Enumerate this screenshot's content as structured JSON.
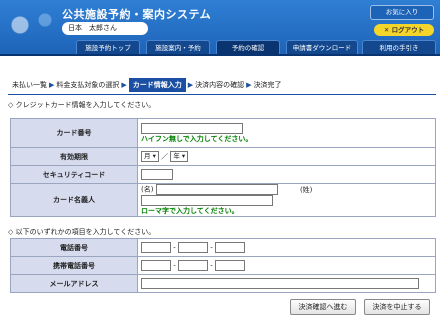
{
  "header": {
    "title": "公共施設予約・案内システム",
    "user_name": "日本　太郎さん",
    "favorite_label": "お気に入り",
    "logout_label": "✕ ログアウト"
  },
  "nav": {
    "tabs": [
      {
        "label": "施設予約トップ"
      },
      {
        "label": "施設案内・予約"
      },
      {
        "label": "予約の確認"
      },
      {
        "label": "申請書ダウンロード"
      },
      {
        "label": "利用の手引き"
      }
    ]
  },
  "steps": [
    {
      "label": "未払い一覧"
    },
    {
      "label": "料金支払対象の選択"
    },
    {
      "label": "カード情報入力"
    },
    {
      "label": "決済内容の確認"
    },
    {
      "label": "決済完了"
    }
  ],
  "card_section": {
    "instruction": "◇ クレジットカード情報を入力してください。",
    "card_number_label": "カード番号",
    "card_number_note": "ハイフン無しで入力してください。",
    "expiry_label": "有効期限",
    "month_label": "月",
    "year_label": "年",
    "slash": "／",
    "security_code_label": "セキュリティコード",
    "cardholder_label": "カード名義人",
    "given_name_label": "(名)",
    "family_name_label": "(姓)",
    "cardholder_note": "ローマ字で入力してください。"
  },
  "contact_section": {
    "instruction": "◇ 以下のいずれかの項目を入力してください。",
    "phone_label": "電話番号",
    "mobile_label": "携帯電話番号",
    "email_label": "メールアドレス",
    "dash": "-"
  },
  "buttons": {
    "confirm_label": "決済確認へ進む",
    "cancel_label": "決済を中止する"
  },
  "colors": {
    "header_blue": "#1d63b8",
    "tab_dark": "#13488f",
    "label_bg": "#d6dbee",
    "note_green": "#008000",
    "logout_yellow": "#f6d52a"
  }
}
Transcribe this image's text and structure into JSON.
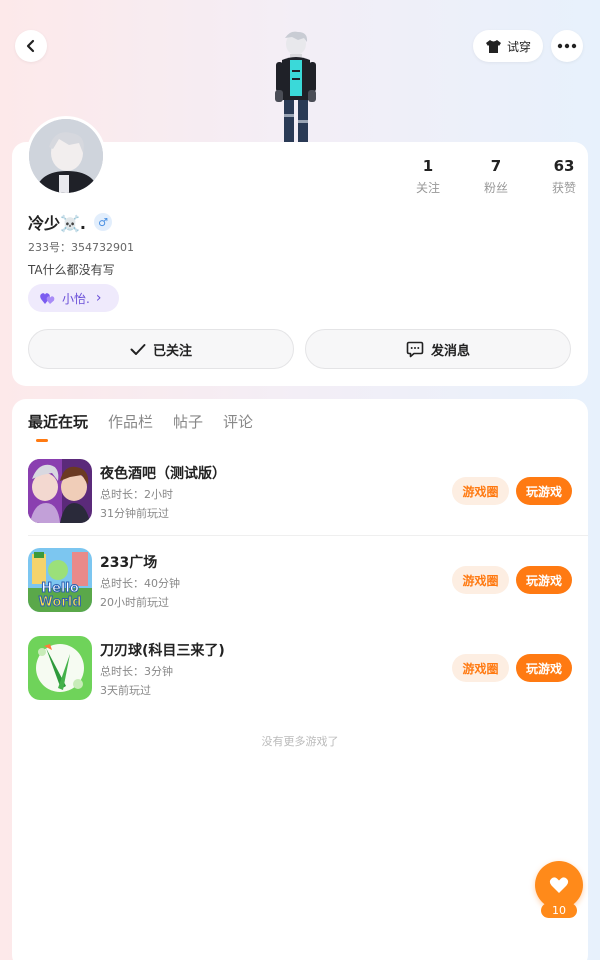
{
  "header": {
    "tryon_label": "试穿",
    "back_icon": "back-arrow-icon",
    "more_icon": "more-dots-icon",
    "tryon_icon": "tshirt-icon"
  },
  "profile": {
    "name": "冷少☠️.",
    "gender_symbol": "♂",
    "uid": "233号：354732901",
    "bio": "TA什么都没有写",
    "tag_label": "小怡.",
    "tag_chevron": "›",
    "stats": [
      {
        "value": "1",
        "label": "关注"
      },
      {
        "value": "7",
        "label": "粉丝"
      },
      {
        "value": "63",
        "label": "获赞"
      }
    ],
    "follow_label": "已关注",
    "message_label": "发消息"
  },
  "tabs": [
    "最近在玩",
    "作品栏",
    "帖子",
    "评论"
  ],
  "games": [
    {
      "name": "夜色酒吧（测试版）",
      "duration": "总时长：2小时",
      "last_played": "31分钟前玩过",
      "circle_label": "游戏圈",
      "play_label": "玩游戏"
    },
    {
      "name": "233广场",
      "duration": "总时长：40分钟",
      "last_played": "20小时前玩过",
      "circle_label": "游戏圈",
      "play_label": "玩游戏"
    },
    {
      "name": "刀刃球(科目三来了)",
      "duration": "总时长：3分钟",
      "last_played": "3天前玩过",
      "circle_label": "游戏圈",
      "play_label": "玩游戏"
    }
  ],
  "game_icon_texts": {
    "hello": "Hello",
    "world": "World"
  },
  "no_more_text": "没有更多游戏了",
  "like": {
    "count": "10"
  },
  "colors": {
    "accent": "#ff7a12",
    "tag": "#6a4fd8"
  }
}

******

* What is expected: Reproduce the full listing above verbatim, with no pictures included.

* Response for this exercise:
Enumerate this screenshot's content as structured JSON.
{
  "header": {
    "title": "公共施設予約・案内システム",
    "user_name": "日本　太郎さん",
    "favorite_label": "お気に入り",
    "logout_label": "✕ ログアウト"
  },
  "nav": {
    "tabs": [
      {
        "label": "施設予約トップ"
      },
      {
        "label": "施設案内・予約"
      },
      {
        "label": "予約の確認"
      },
      {
        "label": "申請書ダウンロード"
      },
      {
        "label": "利用の手引き"
      }
    ]
  },
  "steps": [
    {
      "label": "未払い一覧"
    },
    {
      "label": "料金支払対象の選択"
    },
    {
      "label": "カード情報入力"
    },
    {
      "label": "決済内容の確認"
    },
    {
      "label": "決済完了"
    }
  ],
  "card_section": {
    "instruction": "◇ クレジットカード情報を入力してください。",
    "card_number_label": "カード番号",
    "card_number_note": "ハイフン無しで入力してください。",
    "expiry_label": "有効期限",
    "month_label": "月",
    "year_label": "年",
    "slash": "／",
    "security_code_label": "セキュリティコード",
    "cardholder_label": "カード名義人",
    "given_name_label": "(名)",
    "family_name_label": "(姓)",
    "cardholder_note": "ローマ字で入力してください。"
  },
  "contact_section": {
    "instruction": "◇ 以下のいずれかの項目を入力してください。",
    "phone_label": "電話番号",
    "mobile_label": "携帯電話番号",
    "email_label": "メールアドレス",
    "dash": "-"
  },
  "buttons": {
    "confirm_label": "決済確認へ進む",
    "cancel_label": "決済を中止する"
  },
  "colors": {
    "header_blue": "#1d63b8",
    "tab_dark": "#13488f",
    "label_bg": "#d6dbee",
    "note_green": "#008000",
    "logout_yellow": "#f6d52a"
  }
}
Transcribe this image's text and structure into JSON.
{
  "header": {
    "tryon_label": "试穿",
    "back_icon": "back-arrow-icon",
    "more_icon": "more-dots-icon",
    "tryon_icon": "tshirt-icon"
  },
  "profile": {
    "name": "冷少☠️.",
    "gender_symbol": "♂",
    "uid": "233号：354732901",
    "bio": "TA什么都没有写",
    "tag_label": "小怡.",
    "tag_chevron": "›",
    "stats": [
      {
        "value": "1",
        "label": "关注"
      },
      {
        "value": "7",
        "label": "粉丝"
      },
      {
        "value": "63",
        "label": "获赞"
      }
    ],
    "follow_label": "已关注",
    "message_label": "发消息"
  },
  "tabs": [
    "最近在玩",
    "作品栏",
    "帖子",
    "评论"
  ],
  "games": [
    {
      "name": "夜色酒吧（测试版）",
      "duration": "总时长：2小时",
      "last_played": "31分钟前玩过",
      "circle_label": "游戏圈",
      "play_label": "玩游戏"
    },
    {
      "name": "233广场",
      "duration": "总时长：40分钟",
      "last_played": "20小时前玩过",
      "circle_label": "游戏圈",
      "play_label": "玩游戏"
    },
    {
      "name": "刀刃球(科目三来了)",
      "duration": "总时长：3分钟",
      "last_played": "3天前玩过",
      "circle_label": "游戏圈",
      "play_label": "玩游戏"
    }
  ],
  "game_icon_texts": {
    "hello": "Hello",
    "world": "World"
  },
  "no_more_text": "没有更多游戏了",
  "like": {
    "count": "10"
  },
  "colors": {
    "accent": "#ff7a12",
    "tag": "#6a4fd8"
  }
}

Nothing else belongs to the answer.